    Luft, J.H. 1961. Improvements in epoxy resin embedding method.J. Biophys. Biochem. Cytol. 9:409PubMedGoogle Scholar
  17. 17.
    Malenkov, A.G., Voeikov, V.L., Ovchinikov, Yu.A. 1972. Electroconductivity changes during the mitotic cycle in Ehrlich ascites tumor cells.Biochim. Biophys. Acta 255:304PubMedGoogle Scholar
  18. 18.
    Moore, R.D., Morrill, G.A. 1976. A possible mechanism for concentrating sodium and potassium in the cell nucleus.Biophys. J. 16:527PubMedGoogle Scholar
  19. 19.
    Pauly, H. 1963. Über die elektrische Kapazität der Zellmembran und die Leitfähigkeit des Zytoplasmas von Ehrlich-Aszitestumorzellen.Biophysik 1:143Google Scholar
  20. 20.
    Pauly, H., Packer, L., Schwan, H.P. 1960. Electrical properties of mitochondrial membranes.J. Biophys. Biochem. Cytol. 7:589PubMedGoogle Scholar
  21. 21.
    Pauly, H., Schwan, H.P. 1959. Über die Impedanz einer Suspension von kugelförmigen Teilchen mit einer Schale.Z. Naturforsch. 14b:125Google Scholar
  22. 22.
    Pauly, H., Schwan, H.P. 1966. Dielectric properties and ion mobility in erythrocytes.Biophys. J. 6:621PubMedGoogle Scholar
  23. 23.
    Sakamoto, M., Kanda, H., Hayakawa, R., Wada, Y. 1976. Dielectric relaxation of DNA in aqueous solutions.Biopolymers 15:879PubMedGoogle Scholar
  24. 24.
    Schwan, H.P. 1957. Electrical properties of tissue and cell suspensions.In: Advances in Biological and Medical physics. J.H. Lawrence and C.A. Tobias, editors. Vol. 5, p. 147. Academic Press, New YorkGoogle Scholar
  25. 25.
    Schwan, H.P. 1963. Determination of biological impedances.In: Physical Techniques in Biological Research. W.L. Nastuk, editor. Vol. 6, Part B, p. 323. Academic Press, New YorkGoogle Scholar
  26. 26.
    Schwan, H.P., Cole, K.S. 1960. Bioelectricity: Alternating current admittance of cells and tissues.In: Medical Physics. O. Glasser, editor. Vol. 3, p. 52. Yearbook Publishers, ChicagoGoogle Scholar
  27. 27.
    Schwan, H.P., Takashima, S., Miyamoto, V.K., Stoeckenius, W. 1970. Electrical properties of phospholipid vesicles.Biophys. J. 10:1102PubMedGoogle Scholar
  28. 28.
    Takashima, S. 1966. Dielectric dispersion of deoxyribonucleic acid. II.J. Phys. Chem. 70:1372PubMedGoogle Scholar
  29. 29.
    Wiener, J., Spiro, D., Loewenstein, W.R. 1965. Ultrastructure and permeability of nuclear membranes.J. Cell Biol. 27:107PubMedGoogle Scholar
  30. 30.
    Wotring Roti Roti, L., Rothstein, A. 1973. Adaptation of mouse leukemic cells (L 5178 Y) to anisotonic media. I. Cell volume regulation.Exp. Cell Res. 79:295PubMedGoogle Scholar

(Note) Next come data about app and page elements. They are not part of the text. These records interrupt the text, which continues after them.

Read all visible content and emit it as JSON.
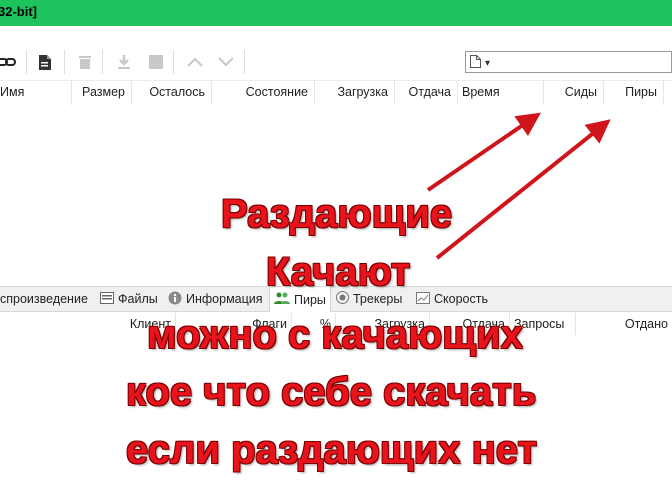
{
  "window": {
    "title_fragment": "32-bit]"
  },
  "toolbar": {
    "icons": [
      "link-icon",
      "new-file-icon",
      "delete-icon",
      "download-icon",
      "stop-icon",
      "move-up-icon",
      "move-down-icon"
    ],
    "filter_icon": "document-icon",
    "filter_arrow": "▾"
  },
  "torrent_columns": [
    "Имя",
    "Размер",
    "Осталось",
    "Состояние",
    "Загрузка",
    "Отдача",
    "Время",
    "Сиды",
    "Пиры"
  ],
  "detail_tabs": [
    {
      "label": "спроизведение",
      "icon": ""
    },
    {
      "label": "Файлы",
      "icon": "files-icon"
    },
    {
      "label": "Информация",
      "icon": "info-icon"
    },
    {
      "label": "Пиры",
      "icon": "peers-icon",
      "active": true
    },
    {
      "label": "Трекеры",
      "icon": "trackers-icon"
    },
    {
      "label": "Скорость",
      "icon": "speed-icon"
    }
  ],
  "peer_columns": [
    "Клиент",
    "Флаги",
    "%",
    "Загрузка",
    "Отдача",
    "Запросы",
    "Отдано"
  ],
  "annotations": {
    "line1": "Раздающие",
    "line2": "Качают",
    "line3": "можно с качающих",
    "line4": "кое что себе скачать",
    "line5": "если раздающих нет"
  },
  "colors": {
    "titlebar": "#1dc45e",
    "annotation": "#e8131b",
    "arrow": "#d0141c"
  }
}
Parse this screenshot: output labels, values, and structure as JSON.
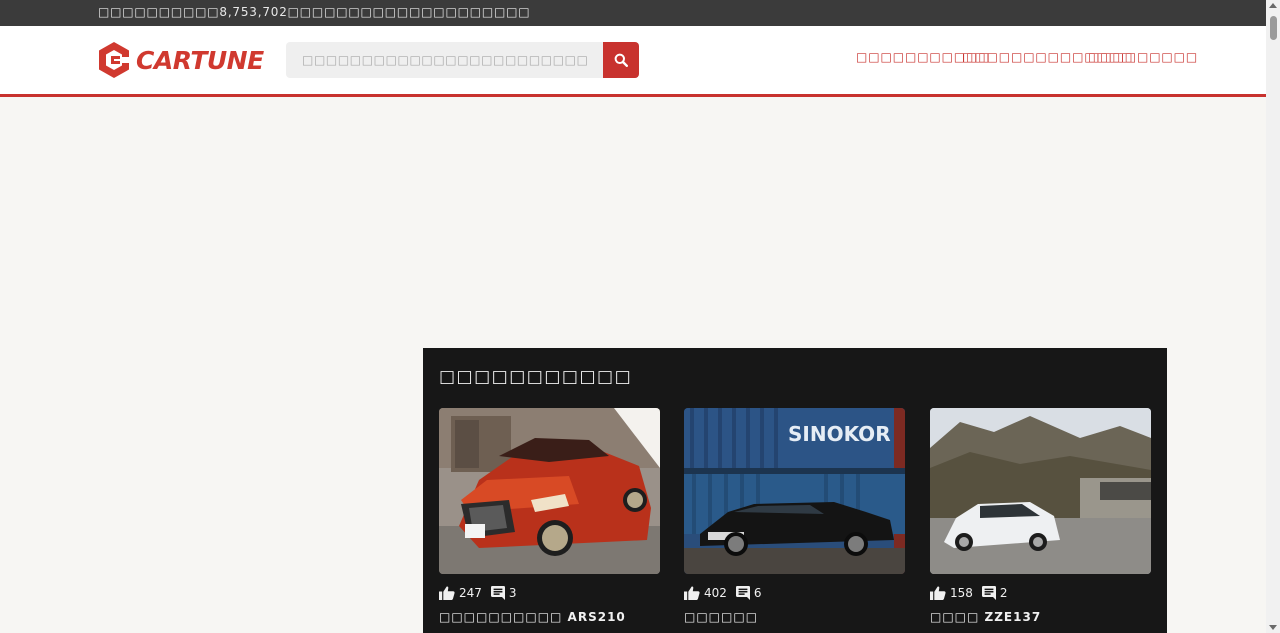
{
  "topbar": {
    "text": "□□□□□□□□□□8,753,702□□□□□□□□□□□□□□□□□□□□"
  },
  "header": {
    "logo_text": "CARTUNE",
    "search": {
      "placeholder": "□□□□□□□□□□□□□□□□□□□□□□□□",
      "value": ""
    },
    "nav": [
      "□□□□□□□□□□□",
      "□□□□□□□□□□□□□□",
      "□□□□□□□□□"
    ]
  },
  "panel": {
    "title": "□□□□□□□□□□□",
    "cards": [
      {
        "likes": "247",
        "comments": "3",
        "title": "□□□□□□□□□□ ARS210",
        "image": "red-sedan-photo"
      },
      {
        "likes": "402",
        "comments": "6",
        "title": "□□□□□□",
        "image": "black-sedan-containers-photo"
      },
      {
        "likes": "158",
        "comments": "2",
        "title": "□□□□ ZZE137",
        "image": "white-hatchback-mountains-photo"
      }
    ]
  },
  "icons": {
    "search": "search-icon",
    "like": "thumbs-up-icon",
    "comment": "comment-icon"
  },
  "colors": {
    "brand": "#c8322e",
    "topbar": "#3b3b3b",
    "panel": "#171717",
    "background": "#f7f6f3"
  }
}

Copyright information

© Springer-Verlag New York Inc. 1978

Authors and Affiliations

  • Akihiko Irimajiri
    • 1
  • Yukio Doida
    • 1
  • Tetsuya Hanai
    • 1
  • Akira Inouye
    • 1
  1. 1.Department of PhysiologyKyoto University School of MedicineKyoto 606Japan

Personalised recommendations